Sunday, December 20, 2015

The Family of Gustav Anton Gottlob Schmiedigen and Auguste Emilie Richter

Gustav and Auguste Schmiedigen were Paul’s second-great uncle and aunt, Gustav being the brother of his great-grandmother Antonie Marie Caroline Johanne (Schmiedigen) Liepe.  The photo below is from Paul’s grandmother’s album labeled “Onkel Schmiedgen + Frau.”

Both Gustav (1835-1904) and Auguste (1839-1925) were born in Schönewalde, a small German town about 45 miles south from the center of Berlin.  They married in Berlin in 1863 – the day before her twenty-fourth birthday and he age 28.  

While Gustav and Auguste had six children, only three are known to have lived to adulthood.  The oldest to survive was born on 24 May 1866, and was named for his father – Gustav Anton Gottlob Schmiedigen.  Second to survive was daughter Ida Anna Luise Emilie Schmiedigen, born 12 Mar 1871.  The youngest of their children, Theodor Richard Albert Schmiedigen, was born more than ten years after his sister on 16 December 1881.

Eldest son Gustav was both a soldier and a civil servant.  Early in life, Gustav volunteered for military service, intending to make it his career.  However, he was honorably discharged with the rank of Captain of the Reserve so that he could enter government service.  At that time, bürgermeisters or mayors were appointed positions, and Gustav was appointed to the German Empire’s city of Opelln, now Opole, Poland.

Gustav later moved closer to home, serving in Zossen, about 25 miles south of Berlin, from which he retired at a young age on a civil servant’s pension.  However, in 1902, he reentered service as head of the municipal council of Britz, a Berlin suburb.  He remained until Britz was incorporated into Berlin as a part of the borough of Neukölln, retiring again in April 1921.  During his tenure there, he remarked to his sister Ida (below) how relieved he was that Wilhelm Voight had chosen Köpenick instead of nearby Britz for his escapade (see box).

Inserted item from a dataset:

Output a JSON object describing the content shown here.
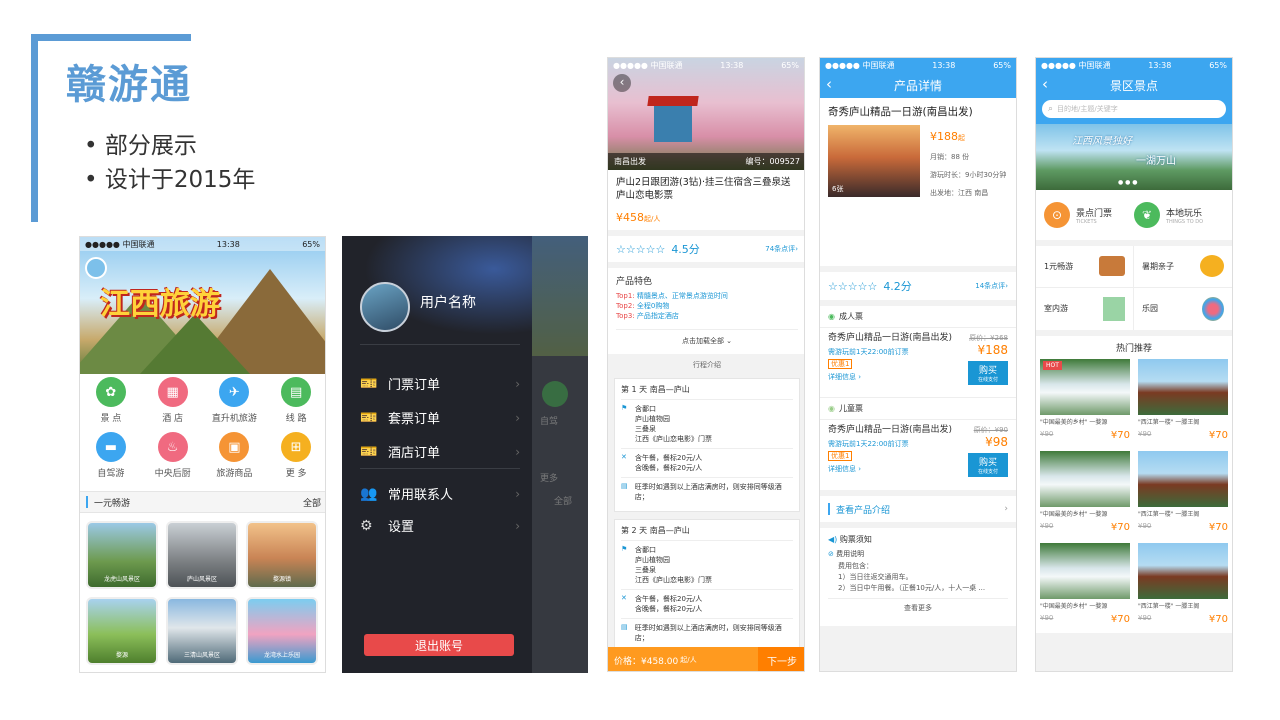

On October 16, 1906, an out-of-work German shoemaker named Wilhelm Voigt donned a second-hand military captain's uniform he had bought, walked out into the street, and assumed control of a company of soldiers marching past.  He led them to the town hall of Köpenick, a small suburb of Berlin, arrested the mayor and the treasurer on charges of embezzlement, and took possession of 4,000 marks from the town treasury.  He then disappeared with the money.  The incident became famous as a symbol of the blind obedience of German soldiers to authority – even fake authority.

The police tracked him down nine days later, and he was sentenced to four years in jail.  But he proved to be such a likable character (and popular hero) that the Kaiser pardoned Voigt after he had served less than two years.  Voigt subsequently pursued a career in show business, where he entertained audiences, including in the United States, by re-enacting his stunt on the stage.

His bronze statue on steps of Köpenick city hall is shown at right.

Gustav and his wife (name unknown) left Berlin during the second World War.  Due to the intense bombing by the allies, many either lost their homes or were forced by the government to move out of the city.   However, in a letter to his cousins in America (see letter), Gustav states he was driven out by the occupying Russians.  In that 1947 letter, this proud civil servant begged for care packages from those cousins.  Paul was told as a child that many were sent.

This letter must have been among his last acts, as he reportedly passed in 1947. There were no children as far as is known.

Gustav was so well regarded for his service in Britz that a brief biography was recorded as both a street and a path in Berlin were named for him.  First was Schmiedigenstrasse, formerly Chausseestrasse.  But the name only held for just over a year in 1950 and 1951, when the street was renamed Britzer Damm.  Second was  Schmiedigenpfad in June 1975.  This path, a public right-of-way, connects Lipschitzallee and Sollmannweg and provides access to several residential blocks (apartment buildings).  “Schmiedigen Path” remains in use today.

Comparatively little is known about Gustav’s sister Ida and baby brother Theodor.  Ida married the older Adam Friedrich Heim in Berlin on 16 Nov 1893.  There are no known children from this marriage, and the date of Ida’s passing is unknown.

As far as can be determined, Theodor Schmiedigen never married.  Berlin telephone directories list him as a fuhrunternehm, a hauler or trucker.  According to Gustav’s letter to America, Theodor was buried under the rubble of his destroyed house after a direct hit by Allied bombers.  He was rescued, but later died after prolonged suffering.  Though no specific date is mentioned, the most severe bombing of Berlin occurred between March 1943 and March 1944.